What’s For Christmas Dinner In Vietnam?
After the festivities and midnight Mass, the Vietnamese people go back home to eat a hearty meal of Chicken Soup for the lower-income groups. The wealthier members of the population celebrate with turkey and a traditional Christmas pudding, or “bûche de Noël,” a kind of Chocolate cake that’s also a popular Christmas gift in Vietnam.
Because the celebrations are so popular, most restaurants and cafes in the major cities remain open most of the night to allow everyone to have a meal or a snack. Eating is just as popular as a way to celebrate Christmas in Vietnam as it is in the rest of the world.
How Do People In Vietnamese Rural Areas Celebrate Christmas?
As popular as the elaborate decorations and extravagant celebrations are in the cities, many prefer the quiet and more toned-down celebrations in the rural areas.
Vietnam was once a French colony, and many of the French Christmas traditions remain to this day and can be seen in the rural areas where the locals often decorate entire streets.
Christian families create scenery and displays in front of their houses with Christmas lights, trees, and displays of cribs and other items commonly associated with Christmas. These are popular, and people often walk from house to house to look at the decorations and sing famous Christmas carols.

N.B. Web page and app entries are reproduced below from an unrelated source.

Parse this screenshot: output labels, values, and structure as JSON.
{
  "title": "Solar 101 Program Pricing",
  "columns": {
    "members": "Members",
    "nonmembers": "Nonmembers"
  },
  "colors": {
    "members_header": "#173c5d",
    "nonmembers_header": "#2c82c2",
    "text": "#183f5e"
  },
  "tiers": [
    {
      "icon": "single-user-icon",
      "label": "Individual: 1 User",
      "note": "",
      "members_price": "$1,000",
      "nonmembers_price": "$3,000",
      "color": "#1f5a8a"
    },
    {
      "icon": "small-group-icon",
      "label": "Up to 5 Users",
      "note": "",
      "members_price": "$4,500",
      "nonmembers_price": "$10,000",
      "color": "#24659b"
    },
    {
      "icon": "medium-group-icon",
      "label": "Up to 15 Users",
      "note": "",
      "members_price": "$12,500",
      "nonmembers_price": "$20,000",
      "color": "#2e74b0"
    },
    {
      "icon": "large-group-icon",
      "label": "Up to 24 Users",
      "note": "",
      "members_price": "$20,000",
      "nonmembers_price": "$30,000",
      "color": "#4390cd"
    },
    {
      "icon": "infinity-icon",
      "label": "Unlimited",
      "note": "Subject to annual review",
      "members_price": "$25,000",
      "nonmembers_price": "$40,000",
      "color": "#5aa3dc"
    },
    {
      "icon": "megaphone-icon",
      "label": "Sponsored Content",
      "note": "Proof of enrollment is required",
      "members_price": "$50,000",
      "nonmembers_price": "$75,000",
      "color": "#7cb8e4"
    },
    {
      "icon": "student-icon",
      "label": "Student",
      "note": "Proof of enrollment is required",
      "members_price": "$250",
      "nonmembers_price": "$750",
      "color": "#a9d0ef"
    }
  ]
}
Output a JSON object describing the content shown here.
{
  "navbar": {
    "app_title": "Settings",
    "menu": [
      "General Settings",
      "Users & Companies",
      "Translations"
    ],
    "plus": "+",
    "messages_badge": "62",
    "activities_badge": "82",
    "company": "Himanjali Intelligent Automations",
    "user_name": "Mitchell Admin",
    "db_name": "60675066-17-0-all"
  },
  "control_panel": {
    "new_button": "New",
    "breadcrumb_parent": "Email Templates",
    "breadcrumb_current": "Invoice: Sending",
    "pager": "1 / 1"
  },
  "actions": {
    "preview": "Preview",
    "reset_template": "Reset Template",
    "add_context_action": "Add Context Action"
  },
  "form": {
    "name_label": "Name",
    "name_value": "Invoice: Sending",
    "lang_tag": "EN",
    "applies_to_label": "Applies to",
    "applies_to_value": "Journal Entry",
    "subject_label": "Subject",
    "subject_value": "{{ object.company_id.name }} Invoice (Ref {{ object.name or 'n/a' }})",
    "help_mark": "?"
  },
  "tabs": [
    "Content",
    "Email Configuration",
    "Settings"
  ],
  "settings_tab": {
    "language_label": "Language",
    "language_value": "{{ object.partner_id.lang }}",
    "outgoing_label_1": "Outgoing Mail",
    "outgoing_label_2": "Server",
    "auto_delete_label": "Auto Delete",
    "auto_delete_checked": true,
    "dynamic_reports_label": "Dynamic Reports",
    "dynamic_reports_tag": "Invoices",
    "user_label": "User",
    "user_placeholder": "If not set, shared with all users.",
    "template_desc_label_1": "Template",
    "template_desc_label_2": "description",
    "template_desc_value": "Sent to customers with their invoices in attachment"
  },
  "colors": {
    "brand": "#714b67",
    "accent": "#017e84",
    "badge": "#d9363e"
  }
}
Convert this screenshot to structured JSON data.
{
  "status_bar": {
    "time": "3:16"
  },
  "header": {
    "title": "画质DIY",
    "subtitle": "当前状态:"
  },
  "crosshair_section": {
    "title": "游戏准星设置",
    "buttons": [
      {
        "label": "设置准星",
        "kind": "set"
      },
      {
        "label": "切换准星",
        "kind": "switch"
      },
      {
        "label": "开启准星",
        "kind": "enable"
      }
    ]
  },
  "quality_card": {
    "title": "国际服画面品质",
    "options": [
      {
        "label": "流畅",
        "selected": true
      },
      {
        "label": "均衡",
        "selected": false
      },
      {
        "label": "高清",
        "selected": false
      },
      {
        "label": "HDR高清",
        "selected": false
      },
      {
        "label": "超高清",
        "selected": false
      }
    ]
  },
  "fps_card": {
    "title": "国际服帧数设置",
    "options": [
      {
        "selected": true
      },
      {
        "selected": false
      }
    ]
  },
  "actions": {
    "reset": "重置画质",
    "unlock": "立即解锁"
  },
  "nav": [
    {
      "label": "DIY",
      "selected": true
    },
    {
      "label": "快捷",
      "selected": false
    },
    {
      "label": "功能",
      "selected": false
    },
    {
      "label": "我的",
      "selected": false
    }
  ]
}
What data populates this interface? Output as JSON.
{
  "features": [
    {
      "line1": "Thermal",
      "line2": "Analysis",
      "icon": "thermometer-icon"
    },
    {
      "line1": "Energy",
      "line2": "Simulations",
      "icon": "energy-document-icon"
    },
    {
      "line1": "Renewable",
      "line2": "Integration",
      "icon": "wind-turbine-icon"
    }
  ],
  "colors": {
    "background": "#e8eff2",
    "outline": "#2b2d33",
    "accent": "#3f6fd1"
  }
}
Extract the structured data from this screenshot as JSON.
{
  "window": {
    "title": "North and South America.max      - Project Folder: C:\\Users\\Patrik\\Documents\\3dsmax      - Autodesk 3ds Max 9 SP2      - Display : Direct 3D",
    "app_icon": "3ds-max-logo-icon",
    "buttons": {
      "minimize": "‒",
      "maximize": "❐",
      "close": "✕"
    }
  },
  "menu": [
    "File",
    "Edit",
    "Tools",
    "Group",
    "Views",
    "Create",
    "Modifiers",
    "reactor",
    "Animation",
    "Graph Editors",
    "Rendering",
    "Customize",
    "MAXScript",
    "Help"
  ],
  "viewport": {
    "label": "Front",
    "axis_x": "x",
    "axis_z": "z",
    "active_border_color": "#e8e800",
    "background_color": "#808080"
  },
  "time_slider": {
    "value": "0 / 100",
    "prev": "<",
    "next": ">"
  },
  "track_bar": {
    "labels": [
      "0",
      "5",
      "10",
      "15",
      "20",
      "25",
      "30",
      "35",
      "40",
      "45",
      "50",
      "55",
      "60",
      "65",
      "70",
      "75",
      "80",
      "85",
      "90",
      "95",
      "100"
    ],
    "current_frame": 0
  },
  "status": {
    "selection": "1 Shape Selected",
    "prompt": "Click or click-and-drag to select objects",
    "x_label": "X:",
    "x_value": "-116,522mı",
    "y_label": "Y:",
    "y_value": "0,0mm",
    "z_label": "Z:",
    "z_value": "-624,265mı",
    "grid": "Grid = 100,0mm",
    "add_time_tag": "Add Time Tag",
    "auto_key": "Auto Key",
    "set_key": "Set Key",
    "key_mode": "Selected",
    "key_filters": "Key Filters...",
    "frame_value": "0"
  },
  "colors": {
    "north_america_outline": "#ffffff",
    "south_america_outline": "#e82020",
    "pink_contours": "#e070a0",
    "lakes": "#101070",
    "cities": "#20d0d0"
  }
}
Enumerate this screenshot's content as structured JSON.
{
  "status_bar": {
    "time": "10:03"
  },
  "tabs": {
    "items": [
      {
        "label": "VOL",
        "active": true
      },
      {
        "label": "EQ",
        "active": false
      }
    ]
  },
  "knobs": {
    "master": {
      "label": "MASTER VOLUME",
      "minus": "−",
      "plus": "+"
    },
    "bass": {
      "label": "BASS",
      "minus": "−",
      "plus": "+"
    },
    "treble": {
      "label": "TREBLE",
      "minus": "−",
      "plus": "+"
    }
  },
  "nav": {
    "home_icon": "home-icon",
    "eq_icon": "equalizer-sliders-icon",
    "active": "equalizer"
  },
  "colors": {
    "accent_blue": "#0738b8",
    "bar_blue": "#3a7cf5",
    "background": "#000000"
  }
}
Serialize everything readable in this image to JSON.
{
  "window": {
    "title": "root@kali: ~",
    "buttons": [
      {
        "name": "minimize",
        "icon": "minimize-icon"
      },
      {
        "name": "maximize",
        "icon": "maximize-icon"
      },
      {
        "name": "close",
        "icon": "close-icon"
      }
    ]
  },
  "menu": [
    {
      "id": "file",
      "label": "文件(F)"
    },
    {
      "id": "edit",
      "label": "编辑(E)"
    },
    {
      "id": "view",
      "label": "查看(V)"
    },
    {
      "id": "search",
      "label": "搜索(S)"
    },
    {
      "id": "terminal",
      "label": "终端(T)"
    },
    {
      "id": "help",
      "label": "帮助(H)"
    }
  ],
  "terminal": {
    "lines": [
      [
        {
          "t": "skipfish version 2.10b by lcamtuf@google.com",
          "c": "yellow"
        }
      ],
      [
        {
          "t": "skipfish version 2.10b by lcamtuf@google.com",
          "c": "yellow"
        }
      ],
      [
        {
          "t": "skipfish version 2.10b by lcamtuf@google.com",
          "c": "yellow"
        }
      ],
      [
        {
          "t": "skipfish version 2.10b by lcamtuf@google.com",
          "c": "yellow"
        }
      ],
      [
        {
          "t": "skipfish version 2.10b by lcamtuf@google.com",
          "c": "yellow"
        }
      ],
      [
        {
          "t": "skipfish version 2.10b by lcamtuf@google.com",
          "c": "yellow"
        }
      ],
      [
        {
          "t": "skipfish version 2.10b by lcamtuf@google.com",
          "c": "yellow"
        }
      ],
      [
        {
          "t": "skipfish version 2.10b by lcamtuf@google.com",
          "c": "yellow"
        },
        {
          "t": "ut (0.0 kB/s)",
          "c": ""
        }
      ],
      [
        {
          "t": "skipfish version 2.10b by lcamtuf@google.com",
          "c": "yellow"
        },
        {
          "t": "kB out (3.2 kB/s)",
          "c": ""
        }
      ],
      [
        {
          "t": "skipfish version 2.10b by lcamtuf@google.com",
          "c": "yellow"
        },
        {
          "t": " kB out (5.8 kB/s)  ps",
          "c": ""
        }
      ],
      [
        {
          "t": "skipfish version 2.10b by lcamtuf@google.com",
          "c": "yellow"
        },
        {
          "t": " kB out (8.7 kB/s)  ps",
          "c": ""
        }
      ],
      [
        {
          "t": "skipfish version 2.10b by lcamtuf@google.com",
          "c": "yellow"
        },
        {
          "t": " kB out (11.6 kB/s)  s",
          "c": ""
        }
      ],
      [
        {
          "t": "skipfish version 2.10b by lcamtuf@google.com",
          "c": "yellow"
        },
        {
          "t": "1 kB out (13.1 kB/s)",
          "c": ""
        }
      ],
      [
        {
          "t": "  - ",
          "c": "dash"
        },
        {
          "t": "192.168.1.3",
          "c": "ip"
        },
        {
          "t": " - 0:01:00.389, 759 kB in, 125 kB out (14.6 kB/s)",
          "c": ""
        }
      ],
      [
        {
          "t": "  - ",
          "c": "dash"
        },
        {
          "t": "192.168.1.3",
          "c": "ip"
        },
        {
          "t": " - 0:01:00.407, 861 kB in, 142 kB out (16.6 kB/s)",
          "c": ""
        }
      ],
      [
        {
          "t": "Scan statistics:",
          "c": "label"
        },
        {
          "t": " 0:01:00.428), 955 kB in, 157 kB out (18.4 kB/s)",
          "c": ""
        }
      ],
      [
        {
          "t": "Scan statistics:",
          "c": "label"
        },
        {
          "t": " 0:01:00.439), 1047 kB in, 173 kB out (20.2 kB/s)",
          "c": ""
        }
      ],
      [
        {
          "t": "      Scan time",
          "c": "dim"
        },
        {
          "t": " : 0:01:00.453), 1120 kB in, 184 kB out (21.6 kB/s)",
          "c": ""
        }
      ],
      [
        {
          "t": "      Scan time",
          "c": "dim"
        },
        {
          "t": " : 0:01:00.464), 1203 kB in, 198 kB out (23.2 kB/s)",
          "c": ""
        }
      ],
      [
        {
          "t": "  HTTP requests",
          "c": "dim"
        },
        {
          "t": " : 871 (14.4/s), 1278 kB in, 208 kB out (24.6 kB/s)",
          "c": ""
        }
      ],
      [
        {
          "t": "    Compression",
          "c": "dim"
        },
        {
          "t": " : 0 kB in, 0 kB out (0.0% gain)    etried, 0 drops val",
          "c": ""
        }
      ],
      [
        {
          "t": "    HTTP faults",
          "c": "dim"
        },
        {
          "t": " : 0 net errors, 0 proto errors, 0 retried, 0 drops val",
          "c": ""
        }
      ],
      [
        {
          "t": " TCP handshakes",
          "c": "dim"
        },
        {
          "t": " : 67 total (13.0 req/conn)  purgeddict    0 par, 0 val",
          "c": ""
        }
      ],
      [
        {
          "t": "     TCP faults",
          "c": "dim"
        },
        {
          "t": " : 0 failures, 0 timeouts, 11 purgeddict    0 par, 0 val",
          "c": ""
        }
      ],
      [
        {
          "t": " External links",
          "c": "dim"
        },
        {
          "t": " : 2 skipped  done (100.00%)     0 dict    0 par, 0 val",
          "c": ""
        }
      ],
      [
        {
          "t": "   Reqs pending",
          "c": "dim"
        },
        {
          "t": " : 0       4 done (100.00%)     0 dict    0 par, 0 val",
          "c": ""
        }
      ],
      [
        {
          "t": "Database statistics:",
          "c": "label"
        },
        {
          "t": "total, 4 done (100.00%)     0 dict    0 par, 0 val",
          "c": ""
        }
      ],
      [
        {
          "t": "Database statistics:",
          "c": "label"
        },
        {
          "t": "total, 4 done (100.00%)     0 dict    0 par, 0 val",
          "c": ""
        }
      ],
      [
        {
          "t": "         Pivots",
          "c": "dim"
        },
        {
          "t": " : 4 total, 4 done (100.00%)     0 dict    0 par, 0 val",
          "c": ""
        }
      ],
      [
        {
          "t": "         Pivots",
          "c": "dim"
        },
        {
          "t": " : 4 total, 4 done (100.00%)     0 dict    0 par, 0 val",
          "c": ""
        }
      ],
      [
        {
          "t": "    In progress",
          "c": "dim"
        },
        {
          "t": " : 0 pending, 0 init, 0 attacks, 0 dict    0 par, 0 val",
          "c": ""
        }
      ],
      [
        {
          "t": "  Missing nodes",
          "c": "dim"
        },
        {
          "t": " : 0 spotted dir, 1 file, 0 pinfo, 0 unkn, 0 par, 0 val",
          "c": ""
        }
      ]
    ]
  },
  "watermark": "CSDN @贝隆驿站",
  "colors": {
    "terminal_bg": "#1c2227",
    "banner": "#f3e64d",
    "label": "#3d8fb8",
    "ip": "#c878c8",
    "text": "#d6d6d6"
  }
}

One factor that stands out is the spirit of giving. Everyone knows that Christmas is supposed to be the season for giving, but we don’t see it lived out as passionately as in the rural areas of Vietnam. Though the people don’t give out luxurious gifts, everyone hands out what they have freely, holding nothing back.
People of all religions will call you into their homes and share their food and such gifts as they can afford to give.
Children are also used to receiving gifts over Christmas, like all over the world. The concept of leaving gifts under the Christmas tree or in stockings is strong among them, but especially in poorer households, they will put out their shoes on Christmas eve in the hopes of waking up with a present from Santa’s bag.
How Tourists Spend Christmas In Vietnam
One of the most popular activities for tourists who happen to be in Vietnam over Christmas is to go on a Christmas cruise.
Most of the cruise operators in Halong Bay have special cruises that start on December 24th and travel along the majestic landscape. They offer fine wine, special Christmas meals for both Christmas eve and Christmas day, and activities like kayaking, biking, and fishing.
Spending Christmas this way is quite a change of pace and a unique way to experience the festive season.
Those who prefer a more “traditional” Christmas can join in with the celebrations in the cities. The services at local Vietnamese churches are open to people of all religions. Almost everyone gathers at the churches or even attends the services.
Remember that the services at larger churches, like cathedrals, can get very crowded. It’s perfect for those who enjoy the energy, but others may prefer a quieter Christmas eve.
Luckily, churches are surprisingly common in Vietnam, considering there are so few Christians. You can easily find a smaller, quieter church when you walk through the backroads rather than heading for the city center.
Some tourists may come to Vietnam not for Christmas but for the hot tropical weather. Some would say that a day on a tropical beach is the best way to spend Christmas. In that case, remember that the beaches and weather get better as you move further south.
The central parts of Vietnam are known for their beaches, but these areas are prone to getting plenty of rain over Christmas. For a true sunny tropical Christmas, move further south to places like Nha Trang and Pearl Island.